How to Write Your Statement of Purpose
One of the most daunting tasks of applying to graduate school is writing and submitting your statement of purpose. This is one of the few times throughout the entire admission process that the objective aspects of your application are momentarily set aside so that admission officers can really get to know you. You should view your statement of purpose as an opportunity, not an obstacle. This article is one of a series dedicated to unraveling the challenges of writing your statement of purpose.
Part I. What do I write about?
Deciding what to write may seem like the most difficult part of the entire endeavor, so you might be surprised to discover that the opposite is often the case. Prospective students are usually provided with clear instructions on what to write about and why. Most universities want you to use your personal statement to tell them the following things:
- Why do you want to pursue a graduate education in this field?
- What have you done to prepare yourself for a graduate education in this field?
- What are your academic goals?
- What are your professional goals?
We will address each of these topics individually. As you read on, note that many of these topics interrelate. For example, your reasons for attending graduate school could stem from your professional experiences post-college, or, if you are considering a research-heavy program, perhaps your professional goals are academic in nature. This is okay! The point of this post is to help you figure out what you want to write about, not how you will structure all of this information into a coherent essay (we will cover that in a future post).

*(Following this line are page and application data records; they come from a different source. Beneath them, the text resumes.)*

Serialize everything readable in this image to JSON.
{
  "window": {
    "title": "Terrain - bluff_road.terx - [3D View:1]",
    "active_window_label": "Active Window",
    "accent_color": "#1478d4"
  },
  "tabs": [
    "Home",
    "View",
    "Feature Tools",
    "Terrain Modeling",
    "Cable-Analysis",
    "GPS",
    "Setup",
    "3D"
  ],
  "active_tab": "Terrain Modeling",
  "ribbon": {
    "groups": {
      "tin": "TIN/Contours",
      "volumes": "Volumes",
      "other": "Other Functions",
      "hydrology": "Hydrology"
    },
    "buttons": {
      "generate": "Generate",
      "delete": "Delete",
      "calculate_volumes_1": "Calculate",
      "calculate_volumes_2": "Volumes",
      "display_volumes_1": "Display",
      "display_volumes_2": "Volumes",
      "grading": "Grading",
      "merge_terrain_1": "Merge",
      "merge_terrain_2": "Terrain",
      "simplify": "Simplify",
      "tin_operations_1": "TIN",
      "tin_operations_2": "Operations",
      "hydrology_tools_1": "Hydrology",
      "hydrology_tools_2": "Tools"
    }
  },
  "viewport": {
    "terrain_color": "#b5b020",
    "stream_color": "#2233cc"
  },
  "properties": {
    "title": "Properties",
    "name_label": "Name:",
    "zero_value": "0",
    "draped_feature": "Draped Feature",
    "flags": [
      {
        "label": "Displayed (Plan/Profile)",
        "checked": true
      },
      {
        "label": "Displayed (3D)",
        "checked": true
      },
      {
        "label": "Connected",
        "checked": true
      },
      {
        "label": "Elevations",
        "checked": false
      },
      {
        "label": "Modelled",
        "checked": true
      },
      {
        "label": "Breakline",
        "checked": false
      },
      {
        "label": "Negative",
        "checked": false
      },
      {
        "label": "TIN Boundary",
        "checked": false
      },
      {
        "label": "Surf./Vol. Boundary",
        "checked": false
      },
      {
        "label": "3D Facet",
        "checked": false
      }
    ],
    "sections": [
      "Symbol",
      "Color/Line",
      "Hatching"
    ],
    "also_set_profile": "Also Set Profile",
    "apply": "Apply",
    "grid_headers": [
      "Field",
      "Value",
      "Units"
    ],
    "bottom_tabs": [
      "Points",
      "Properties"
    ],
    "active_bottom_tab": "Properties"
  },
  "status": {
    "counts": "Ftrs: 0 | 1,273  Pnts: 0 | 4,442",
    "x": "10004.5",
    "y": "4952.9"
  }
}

Why do you want to pursue a graduate education in this field?
Your reasons for choosing a particular field are important. Your explanation should be succinct, avoid platitudes, and be unique but relatable. Also, do not turn your answer into an autobiography; only share a personal story if it is pertinent to your application. Good reasons to pursue a graduate education in a particular field include:
- Talent and interest in a particular field.
- The opportunities available from an advanced degree in a particular field.
- The skill-set obtained from an education in this field will help in another.
What have you done to prepare yourself for a graduate education in this field?
This part of your essay should convince admission officers that you are not only capable of doing well in their program but that you have taken steps toward improving your chance of success. This would also be a good time to discuss how you plan to utilize your experiences in a way that would benefit the campus community and classroom.
Do not be mistaken – this is not the same thing as ticking off all the points on your résumé. They already have your résumé; don’t waste their and your time retyping it in essay format! This is not to say you should disregard your achievements or be afraid to discuss them; rather, elaborate on those accomplishments that actually pertain to the field you are applying to, and avoid going into great length about those things that do not.
What are your academic goals?
Academic goals will vary from field to field, but everyone’s personal statement should share a few characteristics. Good things to talk about here include:
- The knowledge and skills you would like to acquire and develop in your time with this program.
- The aspects of the program that impress you.
- Research or papers you find interesting that have been published by current or past faculty members.
You should also use this part of your essay to demonstrate knowledge about the school and field you are interested in studying. You are more likely to impress admission officers if you can show them you are already competent in the field and have done an appropriate amount of research regarding their program.
What are your professional goals?
Consider this the “What is your five-year plan?” question. Specificity is good here, but it’s more important that your goals and plans be believable and realistic. Your answer should emphasize the importance of attending graduate school, but in the context of hoping to attain something greater.
This should be enough to start you on the journey to writing a good personal statement. As you begin the brainstorming process, remember who you are writing this essay for. The person reading your essay will have read dozens, if not hundreds of these statements. Think about it from his or her perspective, and ask yourself, “What is the point of including this in my application?” After reading your personal statement, admission officers should be firmly convinced that you:
- Know how to write.
- Know how present yourself.
- Will not drop out of their program.
- Have ambition and will be a credit to the program.